Three days after the Senate Finance Committee shocked many of their colleagues in the House this week by unveiling a tax reform proposal that featured more than a few notable deviations from the House plan, Ways and Means Chairman Kevin Brady told Chris Wallace on “Fox News Sunday” that he would not accept the total elimination of the state and local tax deduction, a provision that has become one of the most – if not the most – controversial elements of the Trump tax reform package.
“We want people to keep more of what they earn regardless of where they live, including in these high-tax states,” he said.

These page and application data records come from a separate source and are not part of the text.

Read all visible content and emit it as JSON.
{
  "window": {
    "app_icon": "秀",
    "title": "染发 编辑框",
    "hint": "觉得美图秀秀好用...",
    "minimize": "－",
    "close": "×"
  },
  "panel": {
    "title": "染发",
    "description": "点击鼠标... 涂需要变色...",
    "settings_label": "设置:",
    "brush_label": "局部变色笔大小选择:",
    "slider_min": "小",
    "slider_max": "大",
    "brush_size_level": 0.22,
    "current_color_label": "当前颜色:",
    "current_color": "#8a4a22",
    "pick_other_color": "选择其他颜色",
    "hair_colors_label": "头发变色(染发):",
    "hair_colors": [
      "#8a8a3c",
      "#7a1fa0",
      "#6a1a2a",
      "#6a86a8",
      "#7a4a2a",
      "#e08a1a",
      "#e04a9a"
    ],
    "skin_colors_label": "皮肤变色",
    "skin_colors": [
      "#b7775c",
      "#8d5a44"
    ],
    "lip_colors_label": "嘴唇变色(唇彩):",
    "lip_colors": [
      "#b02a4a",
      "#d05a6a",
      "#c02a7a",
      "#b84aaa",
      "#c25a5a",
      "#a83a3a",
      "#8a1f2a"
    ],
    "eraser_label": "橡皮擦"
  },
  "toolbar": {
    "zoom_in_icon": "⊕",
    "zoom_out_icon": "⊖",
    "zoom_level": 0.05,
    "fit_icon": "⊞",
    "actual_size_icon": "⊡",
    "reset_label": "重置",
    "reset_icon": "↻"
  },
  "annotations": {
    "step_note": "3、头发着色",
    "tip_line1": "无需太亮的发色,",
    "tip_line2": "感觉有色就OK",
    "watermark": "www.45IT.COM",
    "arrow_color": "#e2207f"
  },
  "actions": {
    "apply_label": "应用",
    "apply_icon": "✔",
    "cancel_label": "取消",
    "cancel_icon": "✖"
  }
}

Brady’s doubling-down on preserving at least some of the SALT deduction – a position he has maintained since 20 blue-state Republicans voted against the GOP budget to protest the planned removal of the SALT deduction – comes as the House plans to bring its plan for a vote this week. If the bill passes, it would mark an important milestone in the Trump administration’s battle to push through the first “comprehensive” tax reform legislation in 30 years. The vote could come as soon as Thursday or Friday, what would be a week since Brady’s influential committee approved the bill.

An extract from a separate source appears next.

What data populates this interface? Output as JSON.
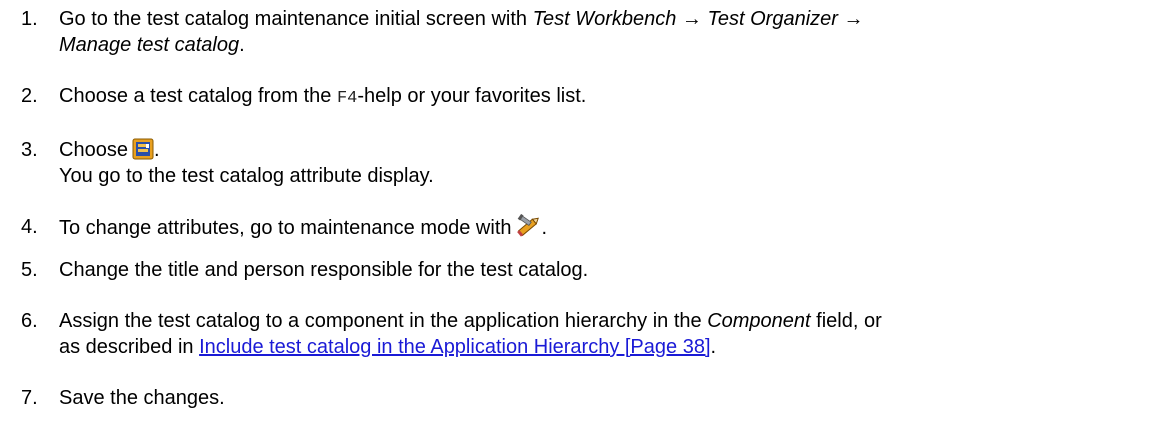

The House bill would eliminate existing federal tax breaks for state and local income or sales taxes, but it would preserve a deduction for property taxes, capped at $10,000. Combined with a new family tax credit and a deduction for mortgage interest for new purchases that would be capped at $500,000 of debt, the House bill “gets the job done,” Brady said, adding “I’m committed to it.”
The Senate Finance Committee is scheduled to begin considering its version of the bill - which also departs from the House version by delaying a corporate tax cut until 2019 - on Monday.

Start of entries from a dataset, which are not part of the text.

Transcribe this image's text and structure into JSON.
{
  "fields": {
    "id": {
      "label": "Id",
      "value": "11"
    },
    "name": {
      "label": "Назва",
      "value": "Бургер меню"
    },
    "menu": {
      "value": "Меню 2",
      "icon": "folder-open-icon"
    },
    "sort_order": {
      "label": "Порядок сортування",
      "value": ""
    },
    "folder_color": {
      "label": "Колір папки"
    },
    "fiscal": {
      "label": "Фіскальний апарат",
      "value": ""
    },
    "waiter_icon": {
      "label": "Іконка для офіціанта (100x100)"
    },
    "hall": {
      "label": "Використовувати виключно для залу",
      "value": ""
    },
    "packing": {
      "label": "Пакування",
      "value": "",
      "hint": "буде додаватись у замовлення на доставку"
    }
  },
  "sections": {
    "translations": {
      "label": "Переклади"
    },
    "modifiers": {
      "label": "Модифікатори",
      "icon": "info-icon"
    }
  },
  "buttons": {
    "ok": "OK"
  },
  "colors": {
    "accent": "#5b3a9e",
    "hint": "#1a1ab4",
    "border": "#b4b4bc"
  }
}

Blue-state Republicans are fiercely protective of the SALT deduction since its elimination would disproportionately impact residents in states like California and New York that tend to pay higher taxes. And seeing as passing tax reform would be impossible without their support, Brady says the Senate will need to accept that at least some deductions for state and local taxes need to be included in the final bill.
“I am convinced that this is where we’re going to end up."
With only 11 days left until Thanksgiving, Brady says he’s confident the House will meet its self-imposed deadline of passing its version of the tax reform plan before the national holiday. The Senate has also committed to passing its version of the bill by the Thanksgiving deadline, though, with at least four senators saying they wouldn’t support the bill in its current form, it’s odds of passing are slim.
To be sure, whether the House passes its plan, or doesn’t, by the deadline won’t make much of a difference in the bill’s long-term trajectory if Republicans ultimately can’t agree on a final plan during the reconciliation process.
And already, President Donald Trump is stoking rivalries between the two plans, a potentially divisive strategy, by telling Senate Democrats that he prefers the Senate version to its counterpart in the House.
As a reminder, here’s a summary of some of the key differences between the House and Senate plans:
- 20% permanent corporate tax cut delayed by 1 year
- Complies with the $1.5 trillion cost (will cost $1.44 trillion)
- Preserves 7 tax brackets: top tax bracket is 38.5%, down from 39.6%
- Doubles standard deduction from $12,700 to $24,000 (married couples)
- Ends state and local tax (SALT) deduction; keeps business deduction
- Keeps the mortgage Interest deduction cap at $1 million
- Preserve the estate tax, doubling the current $5.49 million exemption for individuals
- Raises the child tax credit to $1,650 from $1,000
- Sets 10% tax rate for US companies with IP in foreign low-tax jurisdictions
- Full expensing of capital investments for five years
- Preserves 401(k)s IRAs,
- Sets repatriation rate at 12% for liquid assets, 5% for illiquid assets
- Carried interest loophole unchanged
- Electric Vehicle tax credit is spared (good news for Elon Musk)